* **BRIEF**:
In the listing below, tally the lines that hold "Πρόγραμμα" and report that number by itself.

* **TASK INPUTS**:
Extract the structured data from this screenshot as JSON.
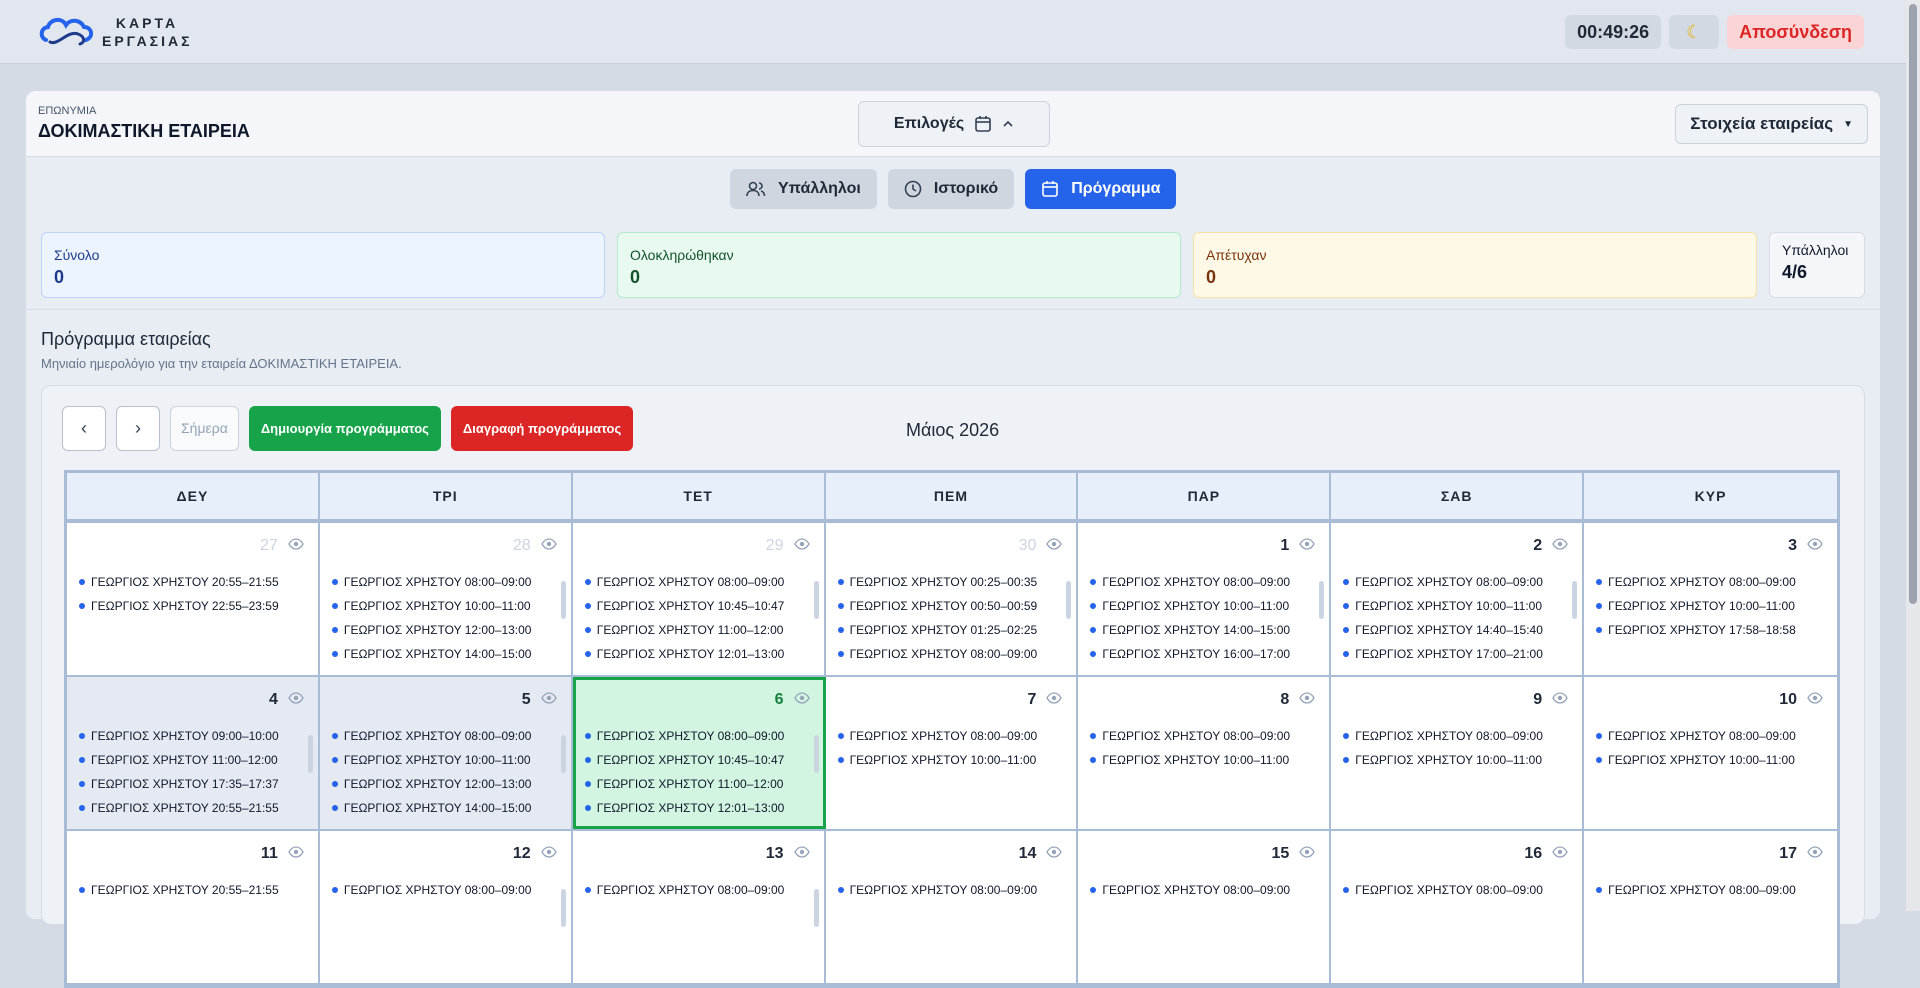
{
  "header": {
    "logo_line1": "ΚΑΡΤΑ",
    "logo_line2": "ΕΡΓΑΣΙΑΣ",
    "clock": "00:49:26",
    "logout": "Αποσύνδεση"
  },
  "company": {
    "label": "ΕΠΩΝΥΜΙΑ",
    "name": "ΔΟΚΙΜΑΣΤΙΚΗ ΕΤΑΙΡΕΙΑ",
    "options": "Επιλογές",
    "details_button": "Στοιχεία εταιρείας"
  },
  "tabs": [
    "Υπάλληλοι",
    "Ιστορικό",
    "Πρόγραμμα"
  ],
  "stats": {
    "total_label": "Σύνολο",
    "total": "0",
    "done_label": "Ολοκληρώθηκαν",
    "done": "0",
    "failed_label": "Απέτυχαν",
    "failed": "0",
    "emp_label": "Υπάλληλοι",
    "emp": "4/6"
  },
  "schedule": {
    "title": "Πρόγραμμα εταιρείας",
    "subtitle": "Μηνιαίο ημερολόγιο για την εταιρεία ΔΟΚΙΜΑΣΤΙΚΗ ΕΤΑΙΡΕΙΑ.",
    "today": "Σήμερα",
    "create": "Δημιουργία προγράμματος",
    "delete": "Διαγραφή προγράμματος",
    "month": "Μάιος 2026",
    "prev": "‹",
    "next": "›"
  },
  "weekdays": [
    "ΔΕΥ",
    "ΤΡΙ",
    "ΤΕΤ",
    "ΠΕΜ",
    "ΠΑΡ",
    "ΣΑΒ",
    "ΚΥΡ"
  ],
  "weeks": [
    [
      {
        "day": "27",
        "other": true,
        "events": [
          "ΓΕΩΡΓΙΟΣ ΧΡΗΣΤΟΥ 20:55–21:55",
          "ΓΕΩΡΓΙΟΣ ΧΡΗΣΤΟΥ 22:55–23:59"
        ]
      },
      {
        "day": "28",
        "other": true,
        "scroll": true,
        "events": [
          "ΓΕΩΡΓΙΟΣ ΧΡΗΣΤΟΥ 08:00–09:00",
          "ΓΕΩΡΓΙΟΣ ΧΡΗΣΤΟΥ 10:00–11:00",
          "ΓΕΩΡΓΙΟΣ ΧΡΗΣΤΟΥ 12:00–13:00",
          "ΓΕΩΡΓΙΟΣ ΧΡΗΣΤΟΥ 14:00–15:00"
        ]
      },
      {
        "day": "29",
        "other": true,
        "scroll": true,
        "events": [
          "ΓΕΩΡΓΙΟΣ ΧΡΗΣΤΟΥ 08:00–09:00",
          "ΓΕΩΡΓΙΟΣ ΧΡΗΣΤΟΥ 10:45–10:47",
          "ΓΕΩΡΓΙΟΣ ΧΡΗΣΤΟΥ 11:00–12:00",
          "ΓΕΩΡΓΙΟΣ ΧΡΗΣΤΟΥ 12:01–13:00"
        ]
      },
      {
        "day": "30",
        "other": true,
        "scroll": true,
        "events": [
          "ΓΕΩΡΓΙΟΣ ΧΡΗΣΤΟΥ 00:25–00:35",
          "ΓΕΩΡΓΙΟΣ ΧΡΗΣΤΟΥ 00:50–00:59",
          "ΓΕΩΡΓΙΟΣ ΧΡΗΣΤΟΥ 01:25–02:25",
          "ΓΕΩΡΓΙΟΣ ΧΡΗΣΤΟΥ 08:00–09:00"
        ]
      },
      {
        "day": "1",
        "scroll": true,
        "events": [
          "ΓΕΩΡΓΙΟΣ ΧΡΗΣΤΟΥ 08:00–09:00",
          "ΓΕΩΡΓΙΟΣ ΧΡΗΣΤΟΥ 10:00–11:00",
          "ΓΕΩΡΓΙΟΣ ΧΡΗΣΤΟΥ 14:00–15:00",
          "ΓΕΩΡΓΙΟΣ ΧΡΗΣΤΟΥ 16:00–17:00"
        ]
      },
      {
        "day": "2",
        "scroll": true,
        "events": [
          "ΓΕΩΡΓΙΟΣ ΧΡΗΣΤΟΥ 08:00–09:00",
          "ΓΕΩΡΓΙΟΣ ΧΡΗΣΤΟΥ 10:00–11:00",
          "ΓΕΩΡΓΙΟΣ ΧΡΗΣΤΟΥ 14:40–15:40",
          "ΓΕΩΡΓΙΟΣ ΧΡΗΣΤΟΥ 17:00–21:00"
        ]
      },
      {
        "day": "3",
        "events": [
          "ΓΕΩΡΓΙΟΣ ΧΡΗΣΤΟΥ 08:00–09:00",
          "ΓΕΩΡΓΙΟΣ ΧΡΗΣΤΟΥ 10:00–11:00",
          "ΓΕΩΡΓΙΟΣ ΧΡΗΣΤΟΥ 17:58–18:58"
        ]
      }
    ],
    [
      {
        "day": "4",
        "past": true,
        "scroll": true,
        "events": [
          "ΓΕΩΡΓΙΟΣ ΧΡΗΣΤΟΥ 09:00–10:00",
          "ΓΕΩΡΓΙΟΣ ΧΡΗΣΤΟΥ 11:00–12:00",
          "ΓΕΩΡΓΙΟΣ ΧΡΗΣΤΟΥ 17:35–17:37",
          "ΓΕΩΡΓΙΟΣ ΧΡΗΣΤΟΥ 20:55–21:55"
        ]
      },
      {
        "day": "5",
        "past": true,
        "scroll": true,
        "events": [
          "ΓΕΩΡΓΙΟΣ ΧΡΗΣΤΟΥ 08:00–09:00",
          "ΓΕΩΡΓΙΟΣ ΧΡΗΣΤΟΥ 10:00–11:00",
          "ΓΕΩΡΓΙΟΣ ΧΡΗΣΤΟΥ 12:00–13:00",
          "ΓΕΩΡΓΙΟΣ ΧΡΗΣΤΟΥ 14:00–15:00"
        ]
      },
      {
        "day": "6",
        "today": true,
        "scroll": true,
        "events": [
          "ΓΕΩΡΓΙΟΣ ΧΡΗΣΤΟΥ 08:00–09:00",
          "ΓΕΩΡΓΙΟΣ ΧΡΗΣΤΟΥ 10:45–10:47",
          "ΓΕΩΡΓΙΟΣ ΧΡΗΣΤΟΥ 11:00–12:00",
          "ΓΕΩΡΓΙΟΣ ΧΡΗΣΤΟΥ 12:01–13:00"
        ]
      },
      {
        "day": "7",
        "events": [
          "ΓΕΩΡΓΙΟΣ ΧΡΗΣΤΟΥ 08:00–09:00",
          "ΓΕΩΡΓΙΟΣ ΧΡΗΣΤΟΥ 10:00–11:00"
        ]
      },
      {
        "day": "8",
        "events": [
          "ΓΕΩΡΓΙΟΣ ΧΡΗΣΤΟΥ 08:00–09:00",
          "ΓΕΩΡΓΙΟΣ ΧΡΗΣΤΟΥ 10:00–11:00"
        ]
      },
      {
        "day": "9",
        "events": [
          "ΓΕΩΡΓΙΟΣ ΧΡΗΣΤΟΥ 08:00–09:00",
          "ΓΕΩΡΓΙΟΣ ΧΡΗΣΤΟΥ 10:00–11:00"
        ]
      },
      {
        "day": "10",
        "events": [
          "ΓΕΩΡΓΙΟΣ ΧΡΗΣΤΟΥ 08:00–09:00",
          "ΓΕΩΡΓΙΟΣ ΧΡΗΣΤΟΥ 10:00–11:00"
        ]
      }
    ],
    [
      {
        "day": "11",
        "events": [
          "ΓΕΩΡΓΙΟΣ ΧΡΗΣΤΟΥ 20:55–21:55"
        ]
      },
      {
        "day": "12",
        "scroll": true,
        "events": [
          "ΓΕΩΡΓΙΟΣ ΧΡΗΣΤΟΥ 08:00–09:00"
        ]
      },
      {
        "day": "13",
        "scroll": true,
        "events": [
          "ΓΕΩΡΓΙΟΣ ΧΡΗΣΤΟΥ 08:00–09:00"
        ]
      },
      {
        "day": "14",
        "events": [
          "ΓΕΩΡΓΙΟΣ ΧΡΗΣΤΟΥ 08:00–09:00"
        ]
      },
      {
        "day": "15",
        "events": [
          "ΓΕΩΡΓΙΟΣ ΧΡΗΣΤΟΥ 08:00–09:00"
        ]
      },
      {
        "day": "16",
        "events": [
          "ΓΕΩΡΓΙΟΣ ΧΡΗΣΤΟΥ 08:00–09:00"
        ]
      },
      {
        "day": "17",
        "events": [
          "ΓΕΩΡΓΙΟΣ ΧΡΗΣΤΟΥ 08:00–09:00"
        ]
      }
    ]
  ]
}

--

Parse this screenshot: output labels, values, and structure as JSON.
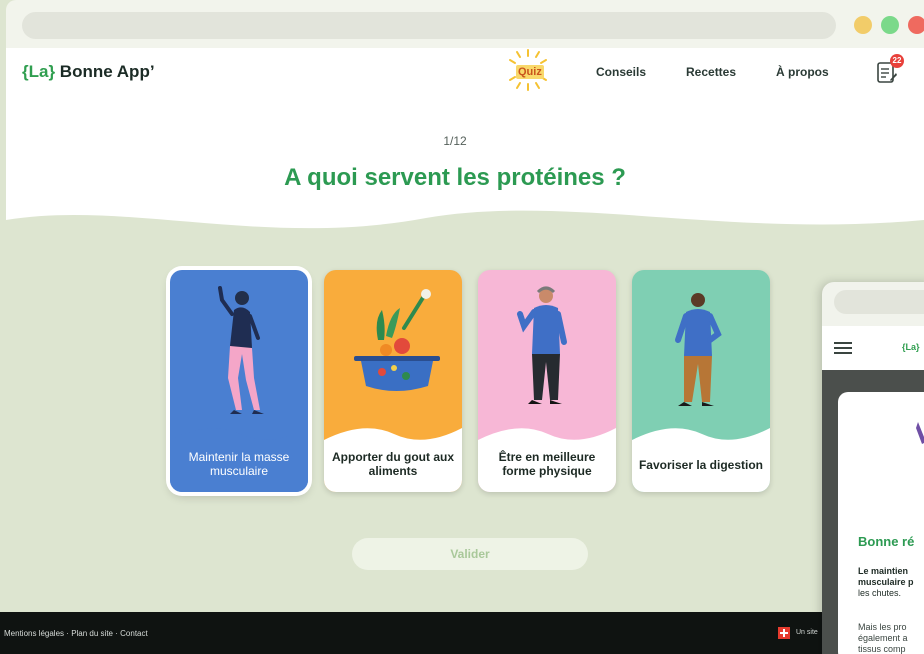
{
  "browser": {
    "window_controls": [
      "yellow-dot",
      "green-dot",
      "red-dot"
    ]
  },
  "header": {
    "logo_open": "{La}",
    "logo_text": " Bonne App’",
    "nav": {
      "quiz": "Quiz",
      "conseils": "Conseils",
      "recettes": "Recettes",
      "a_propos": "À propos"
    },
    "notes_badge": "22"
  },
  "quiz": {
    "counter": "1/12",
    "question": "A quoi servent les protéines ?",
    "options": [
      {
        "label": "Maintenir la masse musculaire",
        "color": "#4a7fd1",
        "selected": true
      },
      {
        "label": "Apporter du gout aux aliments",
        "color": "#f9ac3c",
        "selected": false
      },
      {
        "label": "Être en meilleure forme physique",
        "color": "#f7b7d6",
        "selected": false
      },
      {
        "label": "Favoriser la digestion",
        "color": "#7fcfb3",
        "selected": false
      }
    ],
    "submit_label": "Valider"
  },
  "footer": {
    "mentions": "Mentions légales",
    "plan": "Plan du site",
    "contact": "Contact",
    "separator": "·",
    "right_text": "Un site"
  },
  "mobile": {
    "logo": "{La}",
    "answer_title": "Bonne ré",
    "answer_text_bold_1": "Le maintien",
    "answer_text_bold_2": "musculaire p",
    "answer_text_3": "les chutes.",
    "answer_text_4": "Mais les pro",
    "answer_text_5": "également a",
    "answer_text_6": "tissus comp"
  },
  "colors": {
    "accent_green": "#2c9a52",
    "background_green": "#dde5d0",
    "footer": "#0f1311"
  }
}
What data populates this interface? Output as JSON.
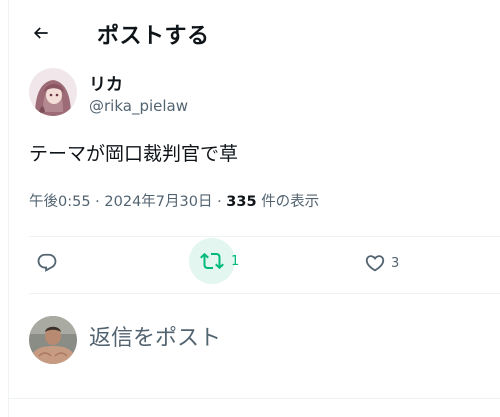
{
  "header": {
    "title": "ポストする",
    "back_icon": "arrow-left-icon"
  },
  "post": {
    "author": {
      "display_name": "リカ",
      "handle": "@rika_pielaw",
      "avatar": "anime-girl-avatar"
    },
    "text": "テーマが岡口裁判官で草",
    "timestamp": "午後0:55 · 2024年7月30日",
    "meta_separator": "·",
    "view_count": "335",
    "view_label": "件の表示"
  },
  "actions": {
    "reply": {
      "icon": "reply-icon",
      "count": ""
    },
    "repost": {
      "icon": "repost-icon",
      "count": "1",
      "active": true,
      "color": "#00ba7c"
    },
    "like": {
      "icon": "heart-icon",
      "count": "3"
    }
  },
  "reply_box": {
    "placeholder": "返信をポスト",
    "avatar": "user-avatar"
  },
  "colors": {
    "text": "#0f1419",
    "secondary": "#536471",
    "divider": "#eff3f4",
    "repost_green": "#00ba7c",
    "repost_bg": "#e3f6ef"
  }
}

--

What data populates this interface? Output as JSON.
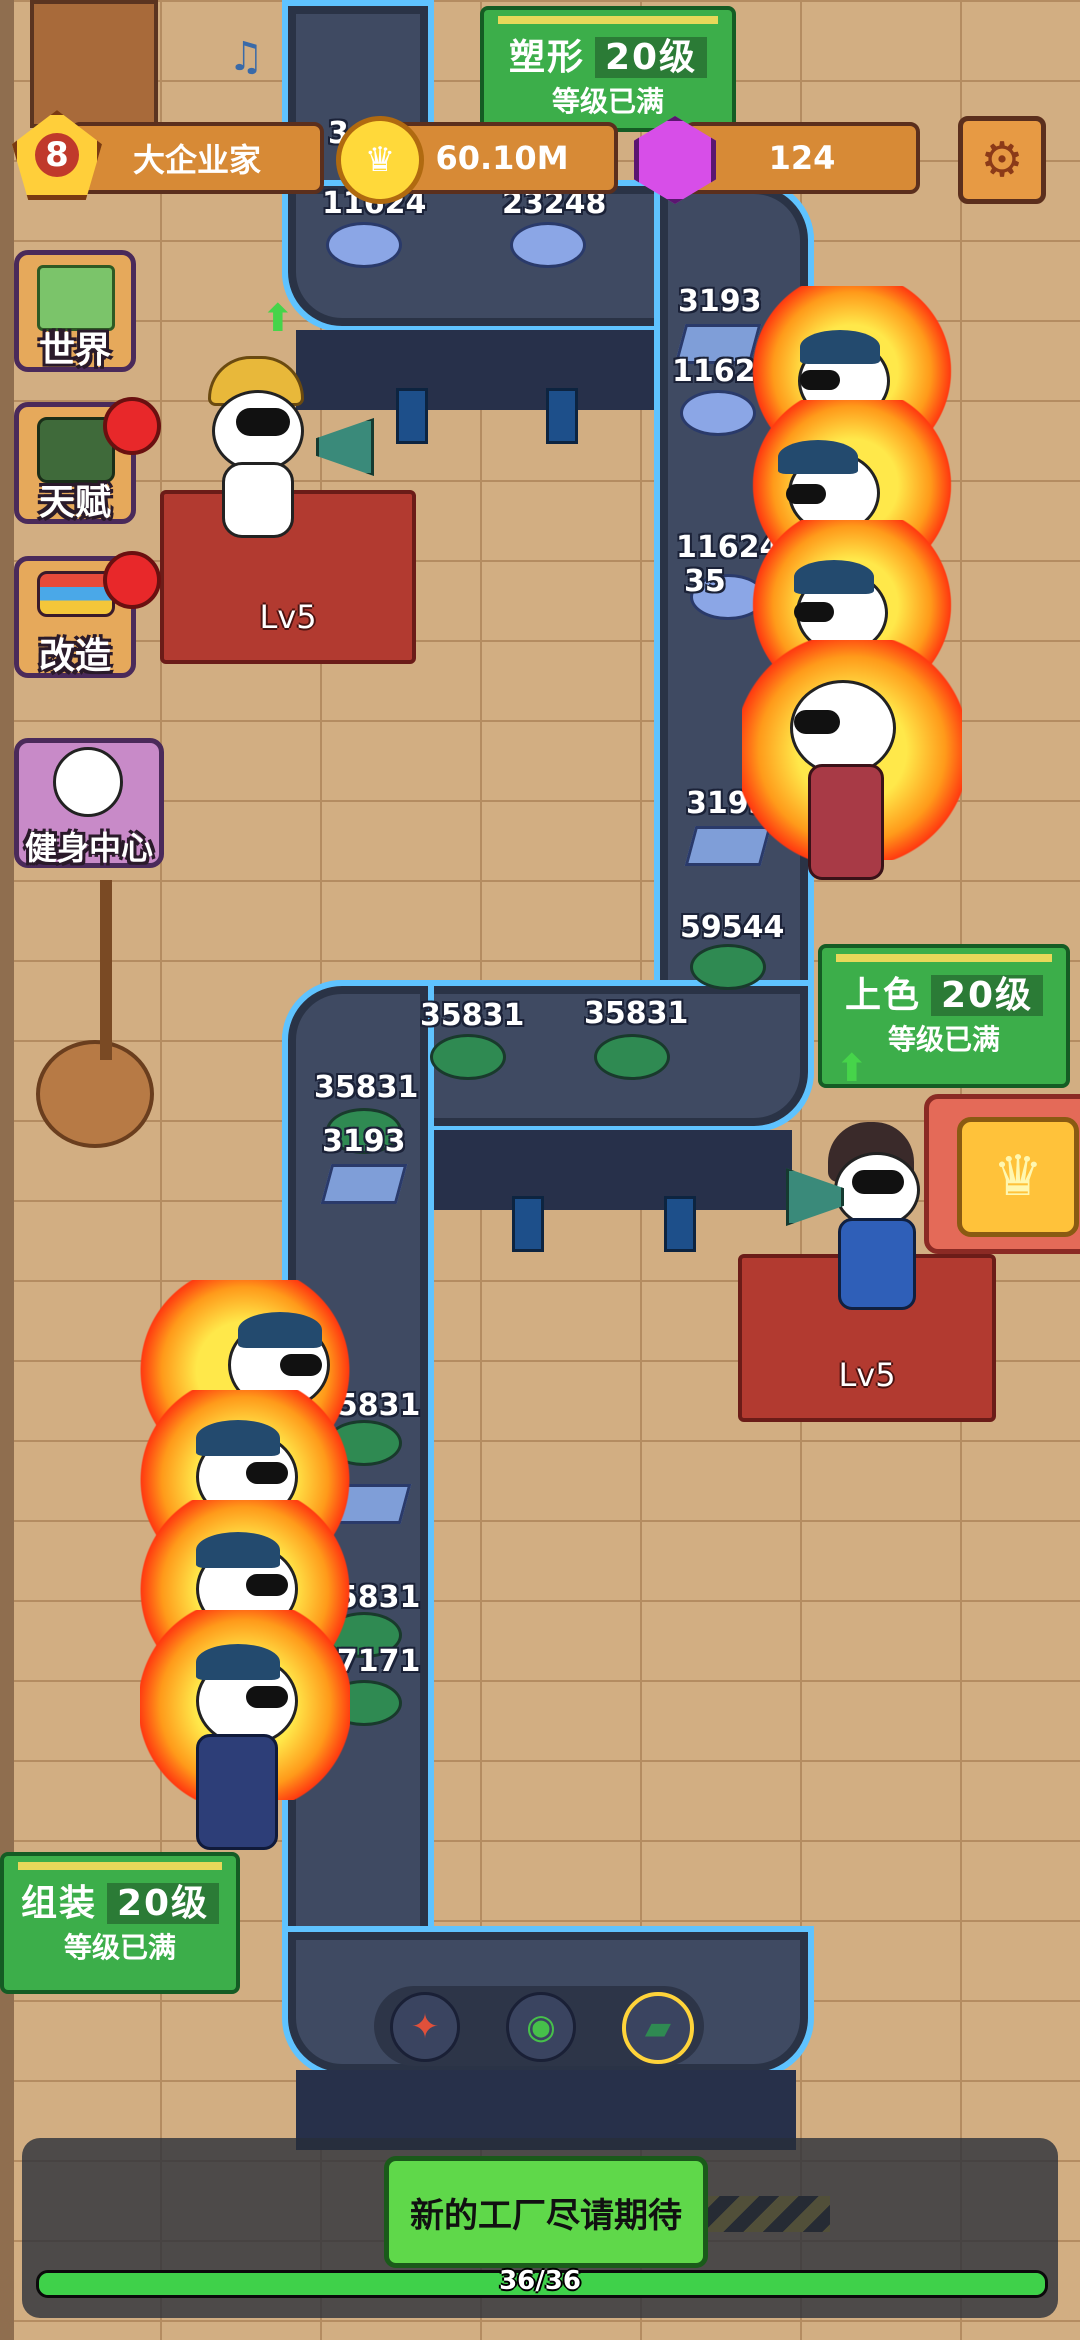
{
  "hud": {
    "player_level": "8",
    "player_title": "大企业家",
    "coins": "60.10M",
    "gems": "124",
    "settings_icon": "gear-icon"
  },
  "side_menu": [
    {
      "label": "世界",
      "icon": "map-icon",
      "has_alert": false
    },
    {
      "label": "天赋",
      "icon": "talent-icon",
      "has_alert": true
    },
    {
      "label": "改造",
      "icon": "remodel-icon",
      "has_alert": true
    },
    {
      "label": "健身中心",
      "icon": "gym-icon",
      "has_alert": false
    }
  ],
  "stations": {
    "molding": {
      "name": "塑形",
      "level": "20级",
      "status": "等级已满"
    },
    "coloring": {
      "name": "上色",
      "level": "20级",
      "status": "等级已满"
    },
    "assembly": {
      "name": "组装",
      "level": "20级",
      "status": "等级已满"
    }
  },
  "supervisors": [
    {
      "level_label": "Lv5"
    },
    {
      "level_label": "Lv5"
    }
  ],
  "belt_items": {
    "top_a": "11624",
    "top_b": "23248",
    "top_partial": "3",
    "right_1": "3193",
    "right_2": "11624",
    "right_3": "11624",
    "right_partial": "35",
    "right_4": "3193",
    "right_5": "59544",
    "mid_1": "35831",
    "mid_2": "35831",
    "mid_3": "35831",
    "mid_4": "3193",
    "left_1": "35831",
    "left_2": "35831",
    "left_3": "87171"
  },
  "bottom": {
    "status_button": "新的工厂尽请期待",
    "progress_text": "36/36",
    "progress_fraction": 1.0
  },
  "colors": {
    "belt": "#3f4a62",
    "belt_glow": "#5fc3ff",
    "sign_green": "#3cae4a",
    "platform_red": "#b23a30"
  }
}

* **TASK RESPONSE**:
2